▼

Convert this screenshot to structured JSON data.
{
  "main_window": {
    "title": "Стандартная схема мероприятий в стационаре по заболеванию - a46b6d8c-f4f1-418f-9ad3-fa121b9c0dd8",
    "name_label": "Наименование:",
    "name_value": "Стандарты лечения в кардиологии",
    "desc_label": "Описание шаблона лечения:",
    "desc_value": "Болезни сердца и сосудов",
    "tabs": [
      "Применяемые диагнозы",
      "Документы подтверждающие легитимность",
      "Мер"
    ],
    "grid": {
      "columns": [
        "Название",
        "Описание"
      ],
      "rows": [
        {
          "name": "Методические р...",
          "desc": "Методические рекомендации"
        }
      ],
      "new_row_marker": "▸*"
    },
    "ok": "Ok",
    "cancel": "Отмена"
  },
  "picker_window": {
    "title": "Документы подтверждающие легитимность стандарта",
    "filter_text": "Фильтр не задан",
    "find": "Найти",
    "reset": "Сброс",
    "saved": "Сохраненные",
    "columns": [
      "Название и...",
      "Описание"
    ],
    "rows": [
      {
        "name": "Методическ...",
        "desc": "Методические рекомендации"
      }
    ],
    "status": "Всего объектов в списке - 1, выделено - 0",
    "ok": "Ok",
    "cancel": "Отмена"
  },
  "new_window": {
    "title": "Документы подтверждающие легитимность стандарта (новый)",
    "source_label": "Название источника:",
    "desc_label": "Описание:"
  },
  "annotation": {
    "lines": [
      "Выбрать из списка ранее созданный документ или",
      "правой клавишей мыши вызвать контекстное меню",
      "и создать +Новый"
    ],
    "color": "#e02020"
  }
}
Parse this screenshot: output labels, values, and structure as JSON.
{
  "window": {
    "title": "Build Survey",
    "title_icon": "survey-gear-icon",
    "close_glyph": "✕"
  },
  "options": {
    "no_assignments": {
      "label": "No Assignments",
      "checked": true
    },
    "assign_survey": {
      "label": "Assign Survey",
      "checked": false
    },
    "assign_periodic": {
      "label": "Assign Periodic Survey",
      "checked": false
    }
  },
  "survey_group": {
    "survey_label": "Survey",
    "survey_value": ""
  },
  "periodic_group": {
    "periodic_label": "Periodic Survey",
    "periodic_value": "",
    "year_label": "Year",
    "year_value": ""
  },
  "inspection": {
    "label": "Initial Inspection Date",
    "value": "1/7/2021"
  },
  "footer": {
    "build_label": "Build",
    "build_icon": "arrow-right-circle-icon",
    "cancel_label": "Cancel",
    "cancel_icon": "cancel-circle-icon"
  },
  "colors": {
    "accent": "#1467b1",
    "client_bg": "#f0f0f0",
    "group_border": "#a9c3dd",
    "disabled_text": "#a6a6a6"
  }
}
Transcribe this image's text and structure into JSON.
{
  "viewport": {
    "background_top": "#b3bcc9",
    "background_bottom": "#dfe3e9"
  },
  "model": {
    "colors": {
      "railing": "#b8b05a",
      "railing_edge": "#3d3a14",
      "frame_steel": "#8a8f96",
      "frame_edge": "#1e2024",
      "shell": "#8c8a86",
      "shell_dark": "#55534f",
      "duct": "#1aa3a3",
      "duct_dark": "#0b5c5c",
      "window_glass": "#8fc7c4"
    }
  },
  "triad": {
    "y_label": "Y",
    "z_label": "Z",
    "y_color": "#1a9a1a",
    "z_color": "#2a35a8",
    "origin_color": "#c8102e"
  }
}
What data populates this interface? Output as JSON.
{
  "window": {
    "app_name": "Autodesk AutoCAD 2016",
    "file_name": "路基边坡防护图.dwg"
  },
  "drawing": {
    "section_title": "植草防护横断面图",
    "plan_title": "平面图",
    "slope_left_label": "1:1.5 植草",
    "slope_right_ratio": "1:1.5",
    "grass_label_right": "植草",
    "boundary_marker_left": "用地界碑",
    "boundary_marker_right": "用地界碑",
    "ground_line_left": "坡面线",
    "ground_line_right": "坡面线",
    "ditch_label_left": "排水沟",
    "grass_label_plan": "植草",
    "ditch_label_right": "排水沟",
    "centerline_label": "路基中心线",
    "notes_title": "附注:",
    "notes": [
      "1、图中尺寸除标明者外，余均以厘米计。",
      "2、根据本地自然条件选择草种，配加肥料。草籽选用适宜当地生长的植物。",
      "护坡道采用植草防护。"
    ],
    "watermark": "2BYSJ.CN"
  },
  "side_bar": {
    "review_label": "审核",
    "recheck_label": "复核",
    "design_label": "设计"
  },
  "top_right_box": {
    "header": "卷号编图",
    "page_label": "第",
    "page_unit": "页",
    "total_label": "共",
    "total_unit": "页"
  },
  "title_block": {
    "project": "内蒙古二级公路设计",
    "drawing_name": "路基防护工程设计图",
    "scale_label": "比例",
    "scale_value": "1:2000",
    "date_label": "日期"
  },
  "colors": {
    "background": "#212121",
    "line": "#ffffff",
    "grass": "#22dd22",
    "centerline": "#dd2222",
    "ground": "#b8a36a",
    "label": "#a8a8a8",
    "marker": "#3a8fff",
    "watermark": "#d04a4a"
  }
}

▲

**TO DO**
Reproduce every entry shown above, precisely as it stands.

**RESULT OF THE TASK**
Convert this screenshot to structured JSON data.
{
  "main_window": {
    "title": "Стандартная схема мероприятий в стационаре по заболеванию - a46b6d8c-f4f1-418f-9ad3-fa121b9c0dd8",
    "name_label": "Наименование:",
    "name_value": "Стандарты лечения в кардиологии",
    "desc_label": "Описание шаблона лечения:",
    "desc_value": "Болезни сердца и сосудов",
    "tabs": [
      "Применяемые диагнозы",
      "Документы подтверждающие легитимность",
      "Мер"
    ],
    "grid": {
      "columns": [
        "Название",
        "Описание"
      ],
      "rows": [
        {
          "name": "Методические р...",
          "desc": "Методические рекомендации"
        }
      ],
      "new_row_marker": "▸*"
    },
    "ok": "Ok",
    "cancel": "Отмена"
  },
  "picker_window": {
    "title": "Документы подтверждающие легитимность стандарта",
    "filter_text": "Фильтр не задан",
    "find": "Найти",
    "reset": "Сброс",
    "saved": "Сохраненные",
    "columns": [
      "Название и...",
      "Описание"
    ],
    "rows": [
      {
        "name": "Методическ...",
        "desc": "Методические рекомендации"
      }
    ],
    "status": "Всего объектов в списке - 1, выделено - 0",
    "ok": "Ok",
    "cancel": "Отмена"
  },
  "new_window": {
    "title": "Документы подтверждающие легитимность стандарта (новый)",
    "source_label": "Название источника:",
    "desc_label": "Описание:"
  },
  "annotation": {
    "lines": [
      "Выбрать из списка ранее созданный документ или",
      "правой клавишей мыши вызвать контекстное меню",
      "и создать +Новый"
    ],
    "color": "#e02020"
  }
}
Parse this screenshot: output labels, values, and structure as JSON.
{
  "window": {
    "title": "Build Survey",
    "title_icon": "survey-gear-icon",
    "close_glyph": "✕"
  },
  "options": {
    "no_assignments": {
      "label": "No Assignments",
      "checked": true
    },
    "assign_survey": {
      "label": "Assign Survey",
      "checked": false
    },
    "assign_periodic": {
      "label": "Assign Periodic Survey",
      "checked": false
    }
  },
  "survey_group": {
    "survey_label": "Survey",
    "survey_value": ""
  },
  "periodic_group": {
    "periodic_label": "Periodic Survey",
    "periodic_value": "",
    "year_label": "Year",
    "year_value": ""
  },
  "inspection": {
    "label": "Initial Inspection Date",
    "value": "1/7/2021"
  },
  "footer": {
    "build_label": "Build",
    "build_icon": "arrow-right-circle-icon",
    "cancel_label": "Cancel",
    "cancel_icon": "cancel-circle-icon"
  },
  "colors": {
    "accent": "#1467b1",
    "client_bg": "#f0f0f0",
    "group_border": "#a9c3dd",
    "disabled_text": "#a6a6a6"
  }
}
Transcribe this image's text and structure into JSON.
{
  "viewport": {
    "background_top": "#b3bcc9",
    "background_bottom": "#dfe3e9"
  },
  "model": {
    "colors": {
      "railing": "#b8b05a",
      "railing_edge": "#3d3a14",
      "frame_steel": "#8a8f96",
      "frame_edge": "#1e2024",
      "shell": "#8c8a86",
      "shell_dark": "#55534f",
      "duct": "#1aa3a3",
      "duct_dark": "#0b5c5c",
      "window_glass": "#8fc7c4"
    }
  },
  "triad": {
    "y_label": "Y",
    "z_label": "Z",
    "y_color": "#1a9a1a",
    "z_color": "#2a35a8",
    "origin_color": "#c8102e"
  }
}
What data populates this interface? Output as JSON.
{
  "window": {
    "app_name": "Autodesk AutoCAD 2016",
    "file_name": "路基边坡防护图.dwg"
  },
  "drawing": {
    "section_title": "植草防护横断面图",
    "plan_title": "平面图",
    "slope_left_label": "1:1.5 植草",
    "slope_right_ratio": "1:1.5",
    "grass_label_right": "植草",
    "boundary_marker_left": "用地界碑",
    "boundary_marker_right": "用地界碑",
    "ground_line_left": "坡面线",
    "ground_line_right": "坡面线",
    "ditch_label_left": "排水沟",
    "grass_label_plan": "植草",
    "ditch_label_right": "排水沟",
    "centerline_label": "路基中心线",
    "notes_title": "附注:",
    "notes": [
      "1、图中尺寸除标明者外，余均以厘米计。",
      "2、根据本地自然条件选择草种，配加肥料。草籽选用适宜当地生长的植物。",
      "护坡道采用植草防护。"
    ],
    "watermark": "2BYSJ.CN"
  },
  "side_bar": {
    "review_label": "审核",
    "recheck_label": "复核",
    "design_label": "设计"
  },
  "top_right_box": {
    "header": "卷号编图",
    "page_label": "第",
    "page_unit": "页",
    "total_label": "共",
    "total_unit": "页"
  },
  "title_block": {
    "project": "内蒙古二级公路设计",
    "drawing_name": "路基防护工程设计图",
    "scale_label": "比例",
    "scale_value": "1:2000",
    "date_label": "日期"
  },
  "colors": {
    "background": "#212121",
    "line": "#ffffff",
    "grass": "#22dd22",
    "centerline": "#dd2222",
    "ground": "#b8a36a",
    "label": "#a8a8a8",
    "marker": "#3a8fff",
    "watermark": "#d04a4a"
  }
}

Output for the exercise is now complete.